procedures. The only red base one I have, is the “kam” round, and the cartridge itself looks absolutely factory made. It does not have the appearance, to me as a very careful
handloader, of a “locally” assembled cartridge. In the absence of documentation (and I hope there IS some and that someone has access to it to share with us) the whole scenario of local assembly of proof cartridges in individual field shops is, to me, anecdotal.

Just the way I look at it. Some stories about other strange and exotic 9 mm rounds from the source of the “kam” rounds also made me dubious, but I certainly cannot rule out anything, because I don’t have any documentation to prove that the rounds are NOT legitimate. One of the quandaries of trying to do scholarly studies of war materiel items now 73 or more
years old, especially from a country where the “war machine” was almost totally destroyed.

Age, by the way,has not too much to do with something being legitmate of fakes. There were fake cartridges being made to deceive when I first started collecting a half-century ago. In fact, many of them we saw here were produced in California by a single “collector.” One of the first collectors I met when I started was Sal Guarini, one of the Early Presidents of what is now the IAA, and when I first saw his collection, he showed me a drawer full of fakes - many of which had been disassembled revealing big problems with the expertly, but home-made projectiles. It was an early education for me that I have not forgotten.

For the record, lest I be misunderstood, I am not myself convinced at all that the red base
rounds, at least the “kam” ones, are fakes. I go back to their identical color-tone and application as on an absolutely genuine Hungarian proof load. I am simply showing my skeptical side, brought on by the number of rounds I have purchased or traded for over the years that later were found to be absolutely fakes - not replicas, not someone fooling around, but absolutely made to deceive for monetary profit or to obtain trains of good
original cartridges.

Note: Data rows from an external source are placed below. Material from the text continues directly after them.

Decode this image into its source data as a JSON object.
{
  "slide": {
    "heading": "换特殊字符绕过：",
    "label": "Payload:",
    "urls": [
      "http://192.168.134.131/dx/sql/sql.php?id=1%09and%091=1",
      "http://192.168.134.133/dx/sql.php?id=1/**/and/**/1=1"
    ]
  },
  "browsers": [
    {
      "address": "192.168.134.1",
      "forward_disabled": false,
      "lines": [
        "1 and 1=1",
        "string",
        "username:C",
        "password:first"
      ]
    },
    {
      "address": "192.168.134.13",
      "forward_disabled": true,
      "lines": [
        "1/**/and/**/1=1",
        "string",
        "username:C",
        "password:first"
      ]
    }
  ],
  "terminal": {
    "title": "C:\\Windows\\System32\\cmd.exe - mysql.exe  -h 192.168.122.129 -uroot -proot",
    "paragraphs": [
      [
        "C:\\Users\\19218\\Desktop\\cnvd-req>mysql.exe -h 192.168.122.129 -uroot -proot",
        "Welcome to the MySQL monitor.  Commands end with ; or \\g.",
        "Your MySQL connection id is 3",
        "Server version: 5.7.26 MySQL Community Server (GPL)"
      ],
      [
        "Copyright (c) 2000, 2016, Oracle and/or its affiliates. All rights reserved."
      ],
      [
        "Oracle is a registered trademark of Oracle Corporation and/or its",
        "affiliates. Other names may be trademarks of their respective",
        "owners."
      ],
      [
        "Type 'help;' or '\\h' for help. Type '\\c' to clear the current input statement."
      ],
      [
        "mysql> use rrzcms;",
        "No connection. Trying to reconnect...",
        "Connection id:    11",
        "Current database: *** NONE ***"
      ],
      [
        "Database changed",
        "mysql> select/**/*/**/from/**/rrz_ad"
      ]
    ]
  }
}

John Moss.


#2

The Red base or red primer WWII cartridges have been discussed as part of at least three previous threads:

https://forum.cartridgecollectors.org/t/wwii-german-ammunition/23244/80

https://forum.cartridgecollectors.org/t/german-wwii-9mm-p08-color-codes/15992

I think all the rounds I have relevant to this discussion are illustrated on one of these threads.

Cheers,
Lew

https://forum.cartridgecollectors.org/t/7-92x33-ammo/15904/25


German WWII Vintage Green Base 9mm P08 proof Loads
#3

Copied from another thread
RolfFoerster

Always fun and pleasure to help. Proof rounds WWI, will they be next?
I know you like the colored 9ers, so here’s one, before I go to bed

image


#4

Rolf,

This one is identical to mine and I believe to John Ms. Do you remember where you found it? Was it in the US or Europe???

Cheers,
Lew


#5

The color showed in Rolf’s excellent picture is the same as mine, a rather orange-tinted red color, and also the same as that on my 9 x 25 mm Hungarian proof load.

John Moss